Paredes, who hadn’t played above Double-A, looked confused at third base as he caught up to the speed of the game but eventually got comfortable and showcased his potential. It’s unclear if he will stay at that position or move to second base, considering Candelario will return to third in 2021.
Candelario took over at first base after Cron’s injury and didn’t fit well there.
Rookie Sergio Alcantara has been praised for his strong arm, and he showed it in limited appearances this year. Meanwhile, Goodrum had positive-6 defensive runs saved at shortstop and second base — in other words, he was fantastic.
In the outfield, Stewart isn’t a reliable left-field option, and his offense (hitting .167 in 36 games) doesn’t give the organization a reason to keep him out there. However, Cameron, Jones and Victor Reyes — three important pieces moving forward — were pretty good.
Behind the plate, catcher Austin Romine had negative-4 defensive runs saved above average. He allowed 23 stolen bases and caught six runners.

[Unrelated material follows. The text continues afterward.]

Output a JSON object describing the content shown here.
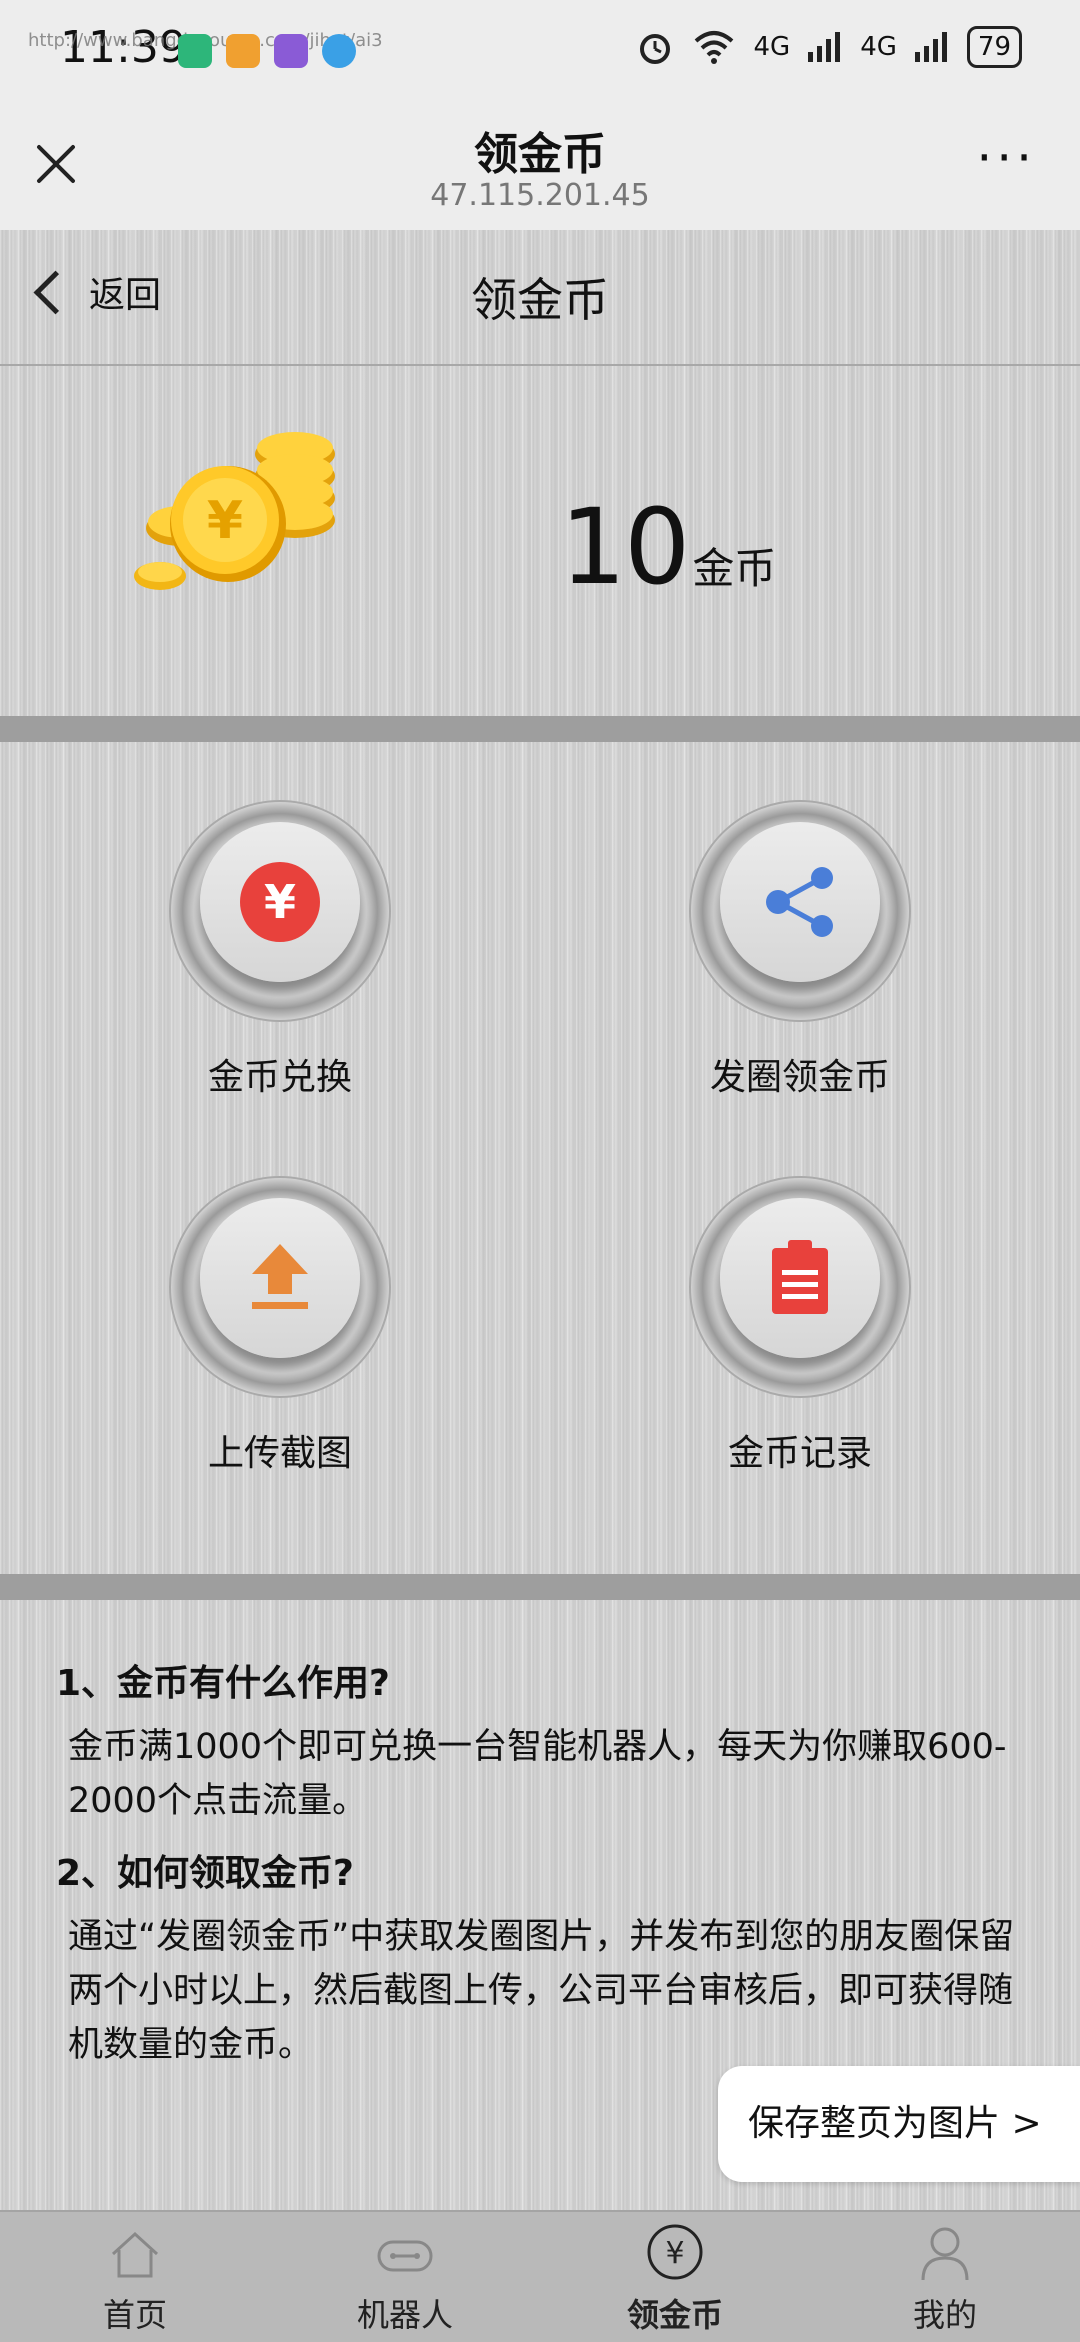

Final grade: C
Former manager Ron Gardenhire was never going to turn the Tigers around in his three-year tenure; the franchise didn’t give him enough to work with. His main job was to get them through the most difficult years of the rebuild. He accomplished his task and retired Sept. 19, citing health reasons, with eight games left.
McClendon, then the bench coach, took over and lost four one-run games. But he did make a few smart moves, one of which was bringing in Cisnero after Skubal got into a two-out, bases-loaded jam Sept. 22 against the Minnesota Twins. Cisnero struck out Byron Buxton to escape without further damage.

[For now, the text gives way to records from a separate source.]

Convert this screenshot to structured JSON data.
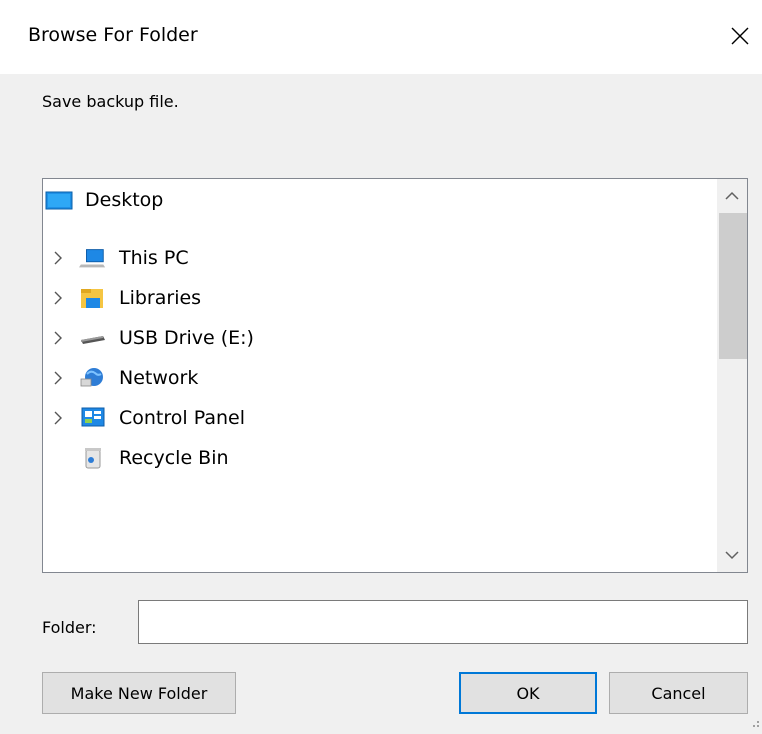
{
  "dialog": {
    "title": "Browse For Folder",
    "instruction": "Save backup file."
  },
  "tree": {
    "items": [
      {
        "label": "Desktop",
        "icon": "desktop-icon",
        "expandable": false
      },
      {
        "label": "This PC",
        "icon": "computer-icon",
        "expandable": true
      },
      {
        "label": "Libraries",
        "icon": "libraries-icon",
        "expandable": true
      },
      {
        "label": "USB Drive (E:)",
        "icon": "usb-drive-icon",
        "expandable": true
      },
      {
        "label": "Network",
        "icon": "network-icon",
        "expandable": true
      },
      {
        "label": "Control Panel",
        "icon": "control-panel-icon",
        "expandable": true
      },
      {
        "label": "Recycle Bin",
        "icon": "recycle-bin-icon",
        "expandable": false
      }
    ]
  },
  "folder": {
    "label": "Folder:",
    "value": ""
  },
  "buttons": {
    "make_new_folder": "Make New Folder",
    "ok": "OK",
    "cancel": "Cancel"
  },
  "colors": {
    "accent": "#0078d7",
    "dialog_bg": "#f0f0f0"
  }
}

The Tigers made 13 comebacks, an impressive feat in a 60-game schedule, which warrants a nod to the coaching staff. Over the last three seasons, they managed to get their players to compete hard for nine innings despite the many losses.
Another interesting note: Led by third base coach Ramon Santiago, the Tigers implemented the shift 50.5% of the time, only trailing the Los Angeles Dodgers (55.8%). They finished with two team runs saved because of the shift. The shift usage and runs saved says quite a bit considering the Tigers’ infield included rookies Paredes, Castro and Alcantara through different parts of the season.
Final grade: B-minus